**Dataset**:
+===+
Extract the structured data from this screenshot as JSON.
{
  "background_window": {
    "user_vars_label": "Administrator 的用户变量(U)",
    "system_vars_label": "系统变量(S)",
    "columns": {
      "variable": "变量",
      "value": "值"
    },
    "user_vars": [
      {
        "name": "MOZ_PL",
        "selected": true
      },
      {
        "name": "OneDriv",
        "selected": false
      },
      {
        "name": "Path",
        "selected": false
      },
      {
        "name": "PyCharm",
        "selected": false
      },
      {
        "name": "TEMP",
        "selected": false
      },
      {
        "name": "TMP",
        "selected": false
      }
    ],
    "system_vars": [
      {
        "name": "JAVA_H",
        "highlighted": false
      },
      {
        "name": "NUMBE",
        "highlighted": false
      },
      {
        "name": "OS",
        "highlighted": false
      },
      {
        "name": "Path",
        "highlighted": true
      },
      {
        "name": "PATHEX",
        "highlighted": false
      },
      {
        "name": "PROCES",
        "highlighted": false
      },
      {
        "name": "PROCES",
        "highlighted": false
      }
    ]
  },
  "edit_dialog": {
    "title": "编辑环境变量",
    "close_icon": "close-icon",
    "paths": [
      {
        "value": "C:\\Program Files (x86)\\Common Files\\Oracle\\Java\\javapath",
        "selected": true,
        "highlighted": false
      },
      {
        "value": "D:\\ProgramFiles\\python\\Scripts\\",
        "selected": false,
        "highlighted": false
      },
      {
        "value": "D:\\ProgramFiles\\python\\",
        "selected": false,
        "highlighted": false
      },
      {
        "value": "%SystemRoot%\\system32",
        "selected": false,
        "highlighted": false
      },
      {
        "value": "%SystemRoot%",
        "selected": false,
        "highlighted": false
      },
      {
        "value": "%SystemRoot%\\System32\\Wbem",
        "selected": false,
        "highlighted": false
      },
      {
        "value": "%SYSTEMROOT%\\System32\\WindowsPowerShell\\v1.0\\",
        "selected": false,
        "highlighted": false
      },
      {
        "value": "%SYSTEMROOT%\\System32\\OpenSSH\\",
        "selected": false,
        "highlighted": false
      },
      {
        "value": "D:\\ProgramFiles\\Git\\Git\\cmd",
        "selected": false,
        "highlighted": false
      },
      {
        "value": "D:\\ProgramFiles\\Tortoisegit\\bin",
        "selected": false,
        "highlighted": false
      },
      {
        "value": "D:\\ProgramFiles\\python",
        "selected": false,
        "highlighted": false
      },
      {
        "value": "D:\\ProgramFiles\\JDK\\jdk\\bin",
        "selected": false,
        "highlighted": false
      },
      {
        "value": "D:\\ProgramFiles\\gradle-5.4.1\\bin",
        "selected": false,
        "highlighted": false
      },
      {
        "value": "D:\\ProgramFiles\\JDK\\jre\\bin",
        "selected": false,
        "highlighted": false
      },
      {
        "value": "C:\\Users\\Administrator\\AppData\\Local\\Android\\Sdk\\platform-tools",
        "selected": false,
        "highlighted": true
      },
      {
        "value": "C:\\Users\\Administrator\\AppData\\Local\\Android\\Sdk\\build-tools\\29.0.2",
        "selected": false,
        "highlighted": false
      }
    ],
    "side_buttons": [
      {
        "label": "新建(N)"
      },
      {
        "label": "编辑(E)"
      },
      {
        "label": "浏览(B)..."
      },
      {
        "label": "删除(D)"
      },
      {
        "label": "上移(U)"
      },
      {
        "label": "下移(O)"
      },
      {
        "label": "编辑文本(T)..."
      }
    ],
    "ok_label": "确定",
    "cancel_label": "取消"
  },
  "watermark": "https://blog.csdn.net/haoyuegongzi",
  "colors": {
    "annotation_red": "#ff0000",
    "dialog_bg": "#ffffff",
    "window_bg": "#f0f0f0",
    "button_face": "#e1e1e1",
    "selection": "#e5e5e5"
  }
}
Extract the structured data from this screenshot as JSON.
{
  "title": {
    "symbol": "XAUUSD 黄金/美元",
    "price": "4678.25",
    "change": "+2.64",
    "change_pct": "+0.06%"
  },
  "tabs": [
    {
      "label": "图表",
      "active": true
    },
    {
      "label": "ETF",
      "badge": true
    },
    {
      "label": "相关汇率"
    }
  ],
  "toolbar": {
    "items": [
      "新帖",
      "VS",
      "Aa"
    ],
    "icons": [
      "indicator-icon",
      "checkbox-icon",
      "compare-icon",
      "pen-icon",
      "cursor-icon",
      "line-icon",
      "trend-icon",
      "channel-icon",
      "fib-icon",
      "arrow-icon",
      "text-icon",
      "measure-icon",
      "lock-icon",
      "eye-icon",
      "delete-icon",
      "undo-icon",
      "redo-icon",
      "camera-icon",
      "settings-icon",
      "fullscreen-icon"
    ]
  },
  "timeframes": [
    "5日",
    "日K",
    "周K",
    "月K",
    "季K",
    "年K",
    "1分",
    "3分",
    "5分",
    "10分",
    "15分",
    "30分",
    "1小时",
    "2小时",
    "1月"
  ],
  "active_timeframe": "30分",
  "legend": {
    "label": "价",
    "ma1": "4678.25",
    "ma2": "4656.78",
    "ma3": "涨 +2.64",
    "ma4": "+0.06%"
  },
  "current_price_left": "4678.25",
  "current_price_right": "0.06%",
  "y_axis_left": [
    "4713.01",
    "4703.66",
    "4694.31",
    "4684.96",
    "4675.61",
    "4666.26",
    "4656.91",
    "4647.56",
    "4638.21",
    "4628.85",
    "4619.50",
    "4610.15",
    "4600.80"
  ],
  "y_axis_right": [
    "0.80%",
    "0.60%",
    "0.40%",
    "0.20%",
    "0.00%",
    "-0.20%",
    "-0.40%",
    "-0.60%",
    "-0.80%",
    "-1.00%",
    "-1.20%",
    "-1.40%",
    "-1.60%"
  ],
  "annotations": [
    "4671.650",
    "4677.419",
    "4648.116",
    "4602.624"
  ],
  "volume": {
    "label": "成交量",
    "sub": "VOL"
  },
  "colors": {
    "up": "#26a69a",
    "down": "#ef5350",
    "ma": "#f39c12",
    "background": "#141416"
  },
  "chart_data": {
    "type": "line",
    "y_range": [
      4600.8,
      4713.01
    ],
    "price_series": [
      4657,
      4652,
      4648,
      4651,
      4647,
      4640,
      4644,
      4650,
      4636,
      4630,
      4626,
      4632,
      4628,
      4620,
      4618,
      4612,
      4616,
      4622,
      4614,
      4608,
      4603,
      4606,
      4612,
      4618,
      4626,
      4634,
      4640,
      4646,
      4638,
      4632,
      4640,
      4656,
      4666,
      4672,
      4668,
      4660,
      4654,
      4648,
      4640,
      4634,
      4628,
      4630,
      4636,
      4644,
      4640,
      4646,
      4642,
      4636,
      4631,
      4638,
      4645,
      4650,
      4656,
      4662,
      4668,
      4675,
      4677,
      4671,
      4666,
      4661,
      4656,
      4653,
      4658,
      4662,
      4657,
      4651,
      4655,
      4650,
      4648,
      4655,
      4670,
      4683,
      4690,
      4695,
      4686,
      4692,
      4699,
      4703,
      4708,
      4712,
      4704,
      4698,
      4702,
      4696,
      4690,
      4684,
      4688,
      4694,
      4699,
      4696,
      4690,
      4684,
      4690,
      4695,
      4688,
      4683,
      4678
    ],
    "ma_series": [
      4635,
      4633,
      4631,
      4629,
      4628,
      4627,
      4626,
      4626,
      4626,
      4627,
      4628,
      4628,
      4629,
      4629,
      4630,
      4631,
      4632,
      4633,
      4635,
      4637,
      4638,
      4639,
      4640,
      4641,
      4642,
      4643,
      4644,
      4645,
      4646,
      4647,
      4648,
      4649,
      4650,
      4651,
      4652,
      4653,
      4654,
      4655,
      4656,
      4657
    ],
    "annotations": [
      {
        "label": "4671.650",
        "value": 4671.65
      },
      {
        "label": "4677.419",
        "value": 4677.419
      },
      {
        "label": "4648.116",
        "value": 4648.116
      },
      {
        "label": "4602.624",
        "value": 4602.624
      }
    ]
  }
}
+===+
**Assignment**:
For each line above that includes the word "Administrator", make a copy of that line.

**Response for this exercise**:
    "user_vars_label": "Administrator 的用户变量(U)",
        "value": "C:\\Users\\Administrator\\AppData\\Local\\Android\\Sdk\\platform-tools",
        "value": "C:\\Users\\Administrator\\AppData\\Local\\Android\\Sdk\\build-tools\\29.0.2",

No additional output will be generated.